Alison Kinney visits a Stony Brook University laboratory where the physical and emotional effects of social rejection are studied, and becomes a subject herself.
Lisa Whittington-Hill on why Courtney Love deserves to be the girl with the most cake.
Two women, 20 years apart, on the choice they both made.
Jayson Greene recounts the tragic day his 2-year-old daughter, Greta, was struck unconscious by a brick that fell from a windowsill and rushed to the hospital. An excerpt from Greene’s memoir, Once More We Saw Stars.
An essay in which author and academic Angela Pelster-Wiebe considers the best ways for white authors and artists to quit side-stepping the subjects of deeply rooted structural racism and their own privilege, and help dismantle white supremacy with their work.
The border of Northern Ireland was one Rachel Andrews thought she could never cross. Then it began to dissolve.
It was the place he came to feel wild, and I was ready to trespass into the world of men.
A scientist examines the connections between his Indian immigrant father and the brilliant but overlooked Indian scientist Yellapragada Subbarow.
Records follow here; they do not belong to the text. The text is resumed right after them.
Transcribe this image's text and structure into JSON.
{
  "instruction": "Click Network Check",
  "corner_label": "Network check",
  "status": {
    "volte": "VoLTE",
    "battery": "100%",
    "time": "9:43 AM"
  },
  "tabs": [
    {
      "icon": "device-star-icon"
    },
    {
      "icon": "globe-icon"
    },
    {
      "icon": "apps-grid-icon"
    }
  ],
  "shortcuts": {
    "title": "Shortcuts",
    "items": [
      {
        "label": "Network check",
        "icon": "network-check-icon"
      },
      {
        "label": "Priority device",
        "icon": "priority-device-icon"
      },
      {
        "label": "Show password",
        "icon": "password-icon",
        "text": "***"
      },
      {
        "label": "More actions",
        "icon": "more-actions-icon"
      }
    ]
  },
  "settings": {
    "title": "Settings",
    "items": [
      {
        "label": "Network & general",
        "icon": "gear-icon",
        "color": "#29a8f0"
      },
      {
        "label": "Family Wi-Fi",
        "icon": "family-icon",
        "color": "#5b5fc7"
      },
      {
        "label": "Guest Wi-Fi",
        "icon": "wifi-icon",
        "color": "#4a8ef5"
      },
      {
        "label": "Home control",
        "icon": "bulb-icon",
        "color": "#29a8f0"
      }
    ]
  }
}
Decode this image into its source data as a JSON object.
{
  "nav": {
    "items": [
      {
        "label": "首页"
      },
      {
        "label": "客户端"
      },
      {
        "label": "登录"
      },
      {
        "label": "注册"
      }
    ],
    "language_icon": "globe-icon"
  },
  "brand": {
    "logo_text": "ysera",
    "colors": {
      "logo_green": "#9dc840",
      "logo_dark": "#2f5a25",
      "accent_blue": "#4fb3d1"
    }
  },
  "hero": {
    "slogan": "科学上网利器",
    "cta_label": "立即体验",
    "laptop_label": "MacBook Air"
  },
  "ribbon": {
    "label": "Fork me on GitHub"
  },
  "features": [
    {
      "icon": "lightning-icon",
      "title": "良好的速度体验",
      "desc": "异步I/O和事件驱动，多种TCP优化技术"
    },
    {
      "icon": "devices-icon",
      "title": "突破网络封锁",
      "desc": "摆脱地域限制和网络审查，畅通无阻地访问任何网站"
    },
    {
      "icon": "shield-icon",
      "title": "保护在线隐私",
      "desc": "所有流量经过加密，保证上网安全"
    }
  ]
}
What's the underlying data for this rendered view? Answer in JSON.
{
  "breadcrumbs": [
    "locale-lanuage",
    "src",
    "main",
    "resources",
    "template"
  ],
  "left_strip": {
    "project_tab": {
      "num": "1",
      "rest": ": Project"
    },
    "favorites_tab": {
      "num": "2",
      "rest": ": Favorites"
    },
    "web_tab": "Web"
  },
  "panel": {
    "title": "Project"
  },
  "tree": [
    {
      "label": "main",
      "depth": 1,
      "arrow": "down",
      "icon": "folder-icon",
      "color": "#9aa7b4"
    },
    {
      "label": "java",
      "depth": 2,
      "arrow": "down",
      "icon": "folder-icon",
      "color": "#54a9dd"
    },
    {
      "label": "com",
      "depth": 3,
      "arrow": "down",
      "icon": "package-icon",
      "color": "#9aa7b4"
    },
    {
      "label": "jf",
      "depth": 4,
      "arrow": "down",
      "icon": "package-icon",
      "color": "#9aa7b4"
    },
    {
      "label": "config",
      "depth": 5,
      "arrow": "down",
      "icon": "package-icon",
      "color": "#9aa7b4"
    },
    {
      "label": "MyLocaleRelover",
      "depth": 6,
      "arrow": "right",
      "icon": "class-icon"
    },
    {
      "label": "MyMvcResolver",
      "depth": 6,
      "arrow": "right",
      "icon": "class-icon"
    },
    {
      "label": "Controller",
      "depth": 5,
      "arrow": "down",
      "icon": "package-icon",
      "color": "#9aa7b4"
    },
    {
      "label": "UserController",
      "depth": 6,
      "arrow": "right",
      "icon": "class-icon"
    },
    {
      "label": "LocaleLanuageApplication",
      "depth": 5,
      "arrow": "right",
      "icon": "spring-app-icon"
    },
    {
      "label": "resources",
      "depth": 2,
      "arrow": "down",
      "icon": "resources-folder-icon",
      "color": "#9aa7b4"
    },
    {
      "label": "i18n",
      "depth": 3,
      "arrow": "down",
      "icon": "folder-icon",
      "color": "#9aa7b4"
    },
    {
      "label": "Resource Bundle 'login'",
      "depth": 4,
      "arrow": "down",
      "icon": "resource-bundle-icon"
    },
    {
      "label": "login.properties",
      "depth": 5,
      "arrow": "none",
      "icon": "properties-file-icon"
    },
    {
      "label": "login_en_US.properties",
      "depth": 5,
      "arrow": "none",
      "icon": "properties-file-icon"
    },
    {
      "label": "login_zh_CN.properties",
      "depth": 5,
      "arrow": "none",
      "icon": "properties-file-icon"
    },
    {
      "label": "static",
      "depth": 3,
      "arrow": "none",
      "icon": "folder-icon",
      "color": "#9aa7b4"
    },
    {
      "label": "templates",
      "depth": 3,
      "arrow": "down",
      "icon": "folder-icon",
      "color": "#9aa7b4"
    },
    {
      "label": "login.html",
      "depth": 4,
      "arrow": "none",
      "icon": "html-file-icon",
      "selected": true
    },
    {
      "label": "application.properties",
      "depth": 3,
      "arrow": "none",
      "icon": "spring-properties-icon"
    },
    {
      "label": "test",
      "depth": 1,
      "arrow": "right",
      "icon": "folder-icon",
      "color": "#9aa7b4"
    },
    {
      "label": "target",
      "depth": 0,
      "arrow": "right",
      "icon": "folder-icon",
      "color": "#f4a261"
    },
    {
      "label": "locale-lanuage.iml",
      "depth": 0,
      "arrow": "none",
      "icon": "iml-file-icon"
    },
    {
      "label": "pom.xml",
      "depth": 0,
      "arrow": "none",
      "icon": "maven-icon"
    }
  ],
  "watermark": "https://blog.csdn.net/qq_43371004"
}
My friend Sam went back to Brooklyn and his gang of peculiar white buddies watching their endless Stanley Kubrick film festival. I shall not see him again.